◆ Problem description:
Your reply should reproduce each entry exactly and contain no pictures.

:: Records for the task

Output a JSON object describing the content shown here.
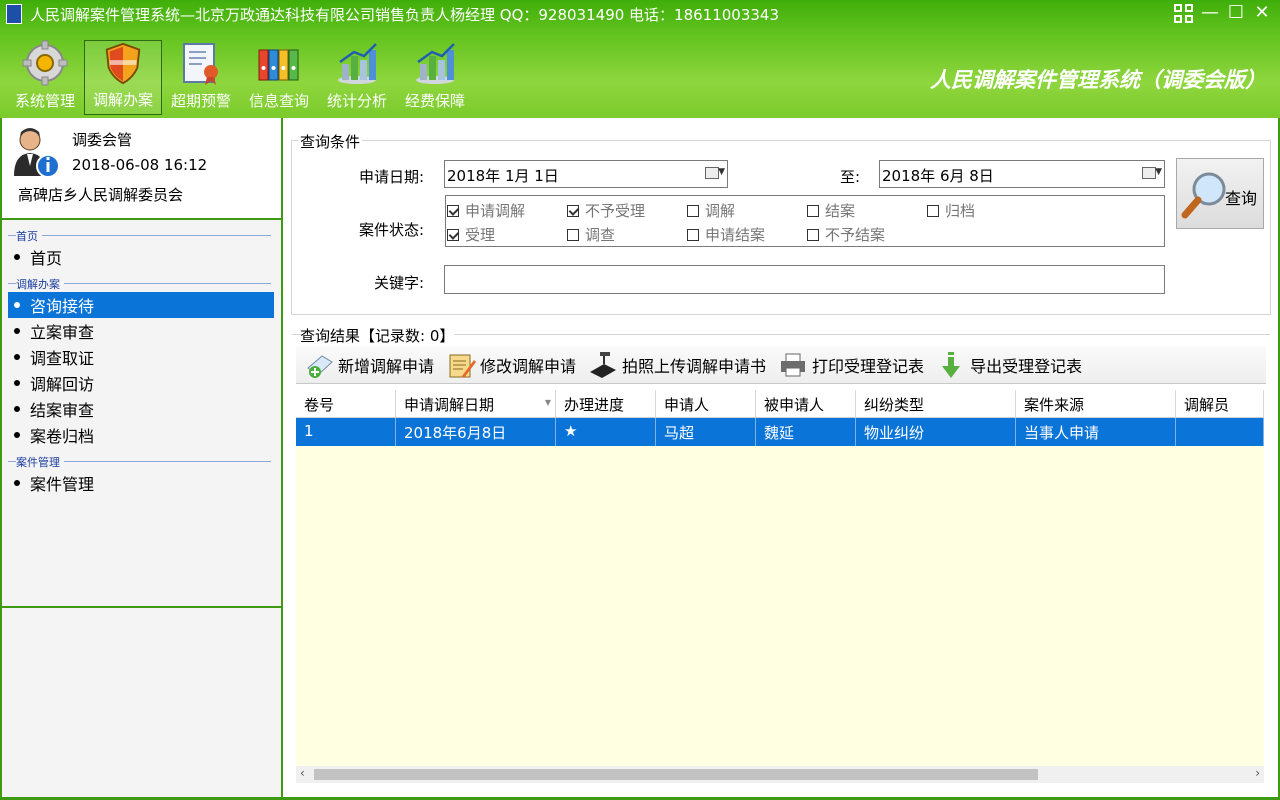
{
  "window": {
    "title": "人民调解案件管理系统—北京万政通达科技有限公司销售负责人杨经理 QQ：928031490 电话：18611003343"
  },
  "toolbar": {
    "items": [
      {
        "label": "系统管理",
        "icon": "gear-icon"
      },
      {
        "label": "调解办案",
        "icon": "shield-icon"
      },
      {
        "label": "超期预警",
        "icon": "certificate-icon"
      },
      {
        "label": "信息查询",
        "icon": "binders-icon"
      },
      {
        "label": "统计分析",
        "icon": "bar-chart-icon"
      },
      {
        "label": "经费保障",
        "icon": "bar-chart-icon"
      }
    ],
    "brand": "人民调解案件管理系统（调委会版）"
  },
  "user": {
    "role": "调委会管",
    "datetime": "2018-06-08 16:12",
    "org": "高碑店乡人民调解委员会"
  },
  "nav": {
    "group_home": "首页",
    "home": "首页",
    "group_case": "调解办案",
    "case_items": [
      "咨询接待",
      "立案审查",
      "调查取证",
      "调解回访",
      "结案审查",
      "案卷归档"
    ],
    "group_manage": "案件管理",
    "manage": "案件管理"
  },
  "query": {
    "legend": "查询条件",
    "date_label": "申请日期:",
    "date_from": "2018年  1月  1日",
    "to_label": "至:",
    "date_to": "2018年  6月  8日",
    "status_label": "案件状态:",
    "statuses": [
      {
        "label": "申请调解",
        "checked": true
      },
      {
        "label": "不予受理",
        "checked": true
      },
      {
        "label": "调解",
        "checked": false
      },
      {
        "label": "结案",
        "checked": false
      },
      {
        "label": "归档",
        "checked": false
      },
      {
        "label": "受理",
        "checked": true
      },
      {
        "label": "调查",
        "checked": false
      },
      {
        "label": "申请结案",
        "checked": false
      },
      {
        "label": "不予结案",
        "checked": false
      }
    ],
    "keyword_label": "关键字:",
    "keyword_value": "",
    "search_button": "查询"
  },
  "results": {
    "legend": "查询结果【记录数: 0】",
    "actions": [
      {
        "label": "新增调解申请",
        "icon": "add-document-icon"
      },
      {
        "label": "修改调解申请",
        "icon": "edit-notepad-icon"
      },
      {
        "label": "拍照上传调解申请书",
        "icon": "scanner-icon"
      },
      {
        "label": "打印受理登记表",
        "icon": "printer-icon"
      },
      {
        "label": "导出受理登记表",
        "icon": "download-arrow-icon"
      }
    ],
    "columns": [
      "卷号",
      "申请调解日期",
      "办理进度",
      "申请人",
      "被申请人",
      "纠纷类型",
      "案件来源",
      "调解员"
    ],
    "rows": [
      [
        "1",
        "2018年6月8日",
        "★",
        "马超",
        "魏延",
        "物业纠纷",
        "当事人申请",
        ""
      ]
    ]
  },
  "colors": {
    "header_green": "#63c31f",
    "border_green": "#3e9a13",
    "selection_blue": "#0a74d8",
    "grid_background": "#ffffe1"
  }
}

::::

◆ Response to the task:
Output a JSON object describing the content shown here.
{
  "window": {
    "title": "人民调解案件管理系统—北京万政通达科技有限公司销售负责人杨经理 QQ：928031490 电话：18611003343"
  },
  "toolbar": {
    "items": [
      {
        "label": "系统管理",
        "icon": "gear-icon"
      },
      {
        "label": "调解办案",
        "icon": "shield-icon"
      },
      {
        "label": "超期预警",
        "icon": "certificate-icon"
      },
      {
        "label": "信息查询",
        "icon": "binders-icon"
      },
      {
        "label": "统计分析",
        "icon": "bar-chart-icon"
      },
      {
        "label": "经费保障",
        "icon": "bar-chart-icon"
      }
    ],
    "brand": "人民调解案件管理系统（调委会版）"
  },
  "user": {
    "role": "调委会管",
    "datetime": "2018-06-08 16:12",
    "org": "高碑店乡人民调解委员会"
  },
  "nav": {
    "group_home": "首页",
    "home": "首页",
    "group_case": "调解办案",
    "case_items": [
      "咨询接待",
      "立案审查",
      "调查取证",
      "调解回访",
      "结案审查",
      "案卷归档"
    ],
    "group_manage": "案件管理",
    "manage": "案件管理"
  },
  "query": {
    "legend": "查询条件",
    "date_label": "申请日期:",
    "date_from": "2018年  1月  1日",
    "to_label": "至:",
    "date_to": "2018年  6月  8日",
    "status_label": "案件状态:",
    "statuses": [
      {
        "label": "申请调解",
        "checked": true
      },
      {
        "label": "不予受理",
        "checked": true
      },
      {
        "label": "调解",
        "checked": false
      },
      {
        "label": "结案",
        "checked": false
      },
      {
        "label": "归档",
        "checked": false
      },
      {
        "label": "受理",
        "checked": true
      },
      {
        "label": "调查",
        "checked": false
      },
      {
        "label": "申请结案",
        "checked": false
      },
      {
        "label": "不予结案",
        "checked": false
      }
    ],
    "keyword_label": "关键字:",
    "keyword_value": "",
    "search_button": "查询"
  },
  "results": {
    "legend": "查询结果【记录数: 0】",
    "actions": [
      {
        "label": "新增调解申请",
        "icon": "add-document-icon"
      },
      {
        "label": "修改调解申请",
        "icon": "edit-notepad-icon"
      },
      {
        "label": "拍照上传调解申请书",
        "icon": "scanner-icon"
      },
      {
        "label": "打印受理登记表",
        "icon": "printer-icon"
      },
      {
        "label": "导出受理登记表",
        "icon": "download-arrow-icon"
      }
    ],
    "columns": [
      "卷号",
      "申请调解日期",
      "办理进度",
      "申请人",
      "被申请人",
      "纠纷类型",
      "案件来源",
      "调解员"
    ],
    "rows": [
      [
        "1",
        "2018年6月8日",
        "★",
        "马超",
        "魏延",
        "物业纠纷",
        "当事人申请",
        ""
      ]
    ]
  },
  "colors": {
    "header_green": "#63c31f",
    "border_green": "#3e9a13",
    "selection_blue": "#0a74d8",
    "grid_background": "#ffffe1"
  }
}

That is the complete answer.